## INFORMATION
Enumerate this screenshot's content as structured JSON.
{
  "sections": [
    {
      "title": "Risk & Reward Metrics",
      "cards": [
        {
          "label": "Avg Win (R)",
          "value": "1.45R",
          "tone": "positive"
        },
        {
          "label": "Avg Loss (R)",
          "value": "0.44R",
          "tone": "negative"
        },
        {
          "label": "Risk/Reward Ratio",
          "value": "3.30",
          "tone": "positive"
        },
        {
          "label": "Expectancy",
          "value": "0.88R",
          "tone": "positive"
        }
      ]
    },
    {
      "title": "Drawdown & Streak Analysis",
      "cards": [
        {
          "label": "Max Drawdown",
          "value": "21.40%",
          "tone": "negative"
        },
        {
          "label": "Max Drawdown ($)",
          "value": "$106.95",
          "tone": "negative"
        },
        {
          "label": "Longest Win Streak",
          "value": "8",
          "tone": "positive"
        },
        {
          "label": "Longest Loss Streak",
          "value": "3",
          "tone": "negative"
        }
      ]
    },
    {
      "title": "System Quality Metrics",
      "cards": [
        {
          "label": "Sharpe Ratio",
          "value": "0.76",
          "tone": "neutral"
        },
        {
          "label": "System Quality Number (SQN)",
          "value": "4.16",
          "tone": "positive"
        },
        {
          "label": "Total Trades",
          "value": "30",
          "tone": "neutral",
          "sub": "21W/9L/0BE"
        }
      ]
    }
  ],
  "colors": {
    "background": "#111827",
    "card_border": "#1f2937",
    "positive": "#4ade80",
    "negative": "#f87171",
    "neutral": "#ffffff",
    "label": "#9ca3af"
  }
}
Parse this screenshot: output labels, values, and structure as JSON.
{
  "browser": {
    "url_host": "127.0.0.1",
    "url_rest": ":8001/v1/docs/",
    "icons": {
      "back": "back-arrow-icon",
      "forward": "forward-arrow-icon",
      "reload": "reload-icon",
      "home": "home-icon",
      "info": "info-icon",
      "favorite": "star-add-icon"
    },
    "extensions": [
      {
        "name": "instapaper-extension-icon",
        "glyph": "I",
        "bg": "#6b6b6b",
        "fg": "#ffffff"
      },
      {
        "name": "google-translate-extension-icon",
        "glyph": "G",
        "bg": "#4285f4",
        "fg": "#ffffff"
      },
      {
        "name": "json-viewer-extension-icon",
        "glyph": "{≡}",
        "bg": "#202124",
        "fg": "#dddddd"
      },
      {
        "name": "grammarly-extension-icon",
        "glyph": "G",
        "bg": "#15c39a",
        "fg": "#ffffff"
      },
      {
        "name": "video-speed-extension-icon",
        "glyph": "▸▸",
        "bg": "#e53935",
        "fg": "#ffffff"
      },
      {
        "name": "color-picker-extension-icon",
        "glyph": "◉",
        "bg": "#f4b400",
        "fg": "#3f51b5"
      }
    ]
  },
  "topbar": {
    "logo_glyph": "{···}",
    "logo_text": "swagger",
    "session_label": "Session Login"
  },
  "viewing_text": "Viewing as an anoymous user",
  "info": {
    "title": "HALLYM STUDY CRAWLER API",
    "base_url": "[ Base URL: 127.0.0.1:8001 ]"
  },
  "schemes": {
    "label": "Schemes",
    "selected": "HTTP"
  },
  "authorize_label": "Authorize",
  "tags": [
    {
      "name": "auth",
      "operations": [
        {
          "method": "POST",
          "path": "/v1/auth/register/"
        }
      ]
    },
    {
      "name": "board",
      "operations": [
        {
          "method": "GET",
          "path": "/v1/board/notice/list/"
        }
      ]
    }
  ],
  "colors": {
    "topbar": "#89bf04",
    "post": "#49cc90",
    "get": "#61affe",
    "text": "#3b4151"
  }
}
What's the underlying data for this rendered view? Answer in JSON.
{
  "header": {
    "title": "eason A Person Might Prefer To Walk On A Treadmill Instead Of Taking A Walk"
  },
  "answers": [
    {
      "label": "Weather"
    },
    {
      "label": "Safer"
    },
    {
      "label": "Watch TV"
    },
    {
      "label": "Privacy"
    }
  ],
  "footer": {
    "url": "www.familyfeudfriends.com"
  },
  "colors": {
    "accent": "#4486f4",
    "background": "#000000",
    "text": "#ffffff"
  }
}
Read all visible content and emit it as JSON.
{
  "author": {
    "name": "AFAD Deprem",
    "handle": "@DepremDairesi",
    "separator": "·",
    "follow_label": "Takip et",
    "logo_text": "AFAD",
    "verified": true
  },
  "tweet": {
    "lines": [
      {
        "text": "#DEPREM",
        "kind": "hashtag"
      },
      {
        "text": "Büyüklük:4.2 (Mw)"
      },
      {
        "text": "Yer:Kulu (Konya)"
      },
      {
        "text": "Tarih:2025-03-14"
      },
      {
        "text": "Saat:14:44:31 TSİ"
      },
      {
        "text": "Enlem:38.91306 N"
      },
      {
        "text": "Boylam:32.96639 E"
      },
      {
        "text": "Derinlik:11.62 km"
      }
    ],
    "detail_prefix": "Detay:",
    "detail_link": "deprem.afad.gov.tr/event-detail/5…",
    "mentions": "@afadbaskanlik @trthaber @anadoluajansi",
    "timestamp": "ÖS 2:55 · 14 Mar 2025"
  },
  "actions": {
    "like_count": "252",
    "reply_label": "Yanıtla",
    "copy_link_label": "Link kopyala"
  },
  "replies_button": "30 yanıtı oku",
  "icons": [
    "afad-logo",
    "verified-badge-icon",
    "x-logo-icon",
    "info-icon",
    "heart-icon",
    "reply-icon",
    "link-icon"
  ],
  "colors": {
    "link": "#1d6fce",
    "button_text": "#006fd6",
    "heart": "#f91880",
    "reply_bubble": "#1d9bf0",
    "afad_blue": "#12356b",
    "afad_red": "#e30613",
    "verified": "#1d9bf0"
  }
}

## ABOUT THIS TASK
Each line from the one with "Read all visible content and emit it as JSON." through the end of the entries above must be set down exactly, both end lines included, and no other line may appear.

## EXERCISE RESULT
Read all visible content and emit it as JSON.
{
  "author": {
    "name": "AFAD Deprem",
    "handle": "@DepremDairesi",
    "separator": "·",
    "follow_label": "Takip et",
    "logo_text": "AFAD",
    "verified": true
  },
  "tweet": {
    "lines": [
      {
        "text": "#DEPREM",
        "kind": "hashtag"
      },
      {
        "text": "Büyüklük:4.2 (Mw)"
      },
      {
        "text": "Yer:Kulu (Konya)"
      },
      {
        "text": "Tarih:2025-03-14"
      },
      {
        "text": "Saat:14:44:31 TSİ"
      },
      {
        "text": "Enlem:38.91306 N"
      },
      {
        "text": "Boylam:32.96639 E"
      },
      {
        "text": "Derinlik:11.62 km"
      }
    ],
    "detail_prefix": "Detay:",
    "detail_link": "deprem.afad.gov.tr/event-detail/5…",
    "mentions": "@afadbaskanlik @trthaber @anadoluajansi",
    "timestamp": "ÖS 2:55 · 14 Mar 2025"
  },
  "actions": {
    "like_count": "252",
    "reply_label": "Yanıtla",
    "copy_link_label": "Link kopyala"
  },
  "replies_button": "30 yanıtı oku",
  "icons": [
    "afad-logo",
    "verified-badge-icon",
    "x-logo-icon",
    "info-icon",
    "heart-icon",
    "reply-icon",
    "link-icon"
  ],
  "colors": {
    "link": "#1d6fce",
    "button_text": "#006fd6",
    "heart": "#f91880",
    "reply_bubble": "#1d9bf0",
    "afad_blue": "#12356b",
    "afad_red": "#e30613",
    "verified": "#1d9bf0"
  }
}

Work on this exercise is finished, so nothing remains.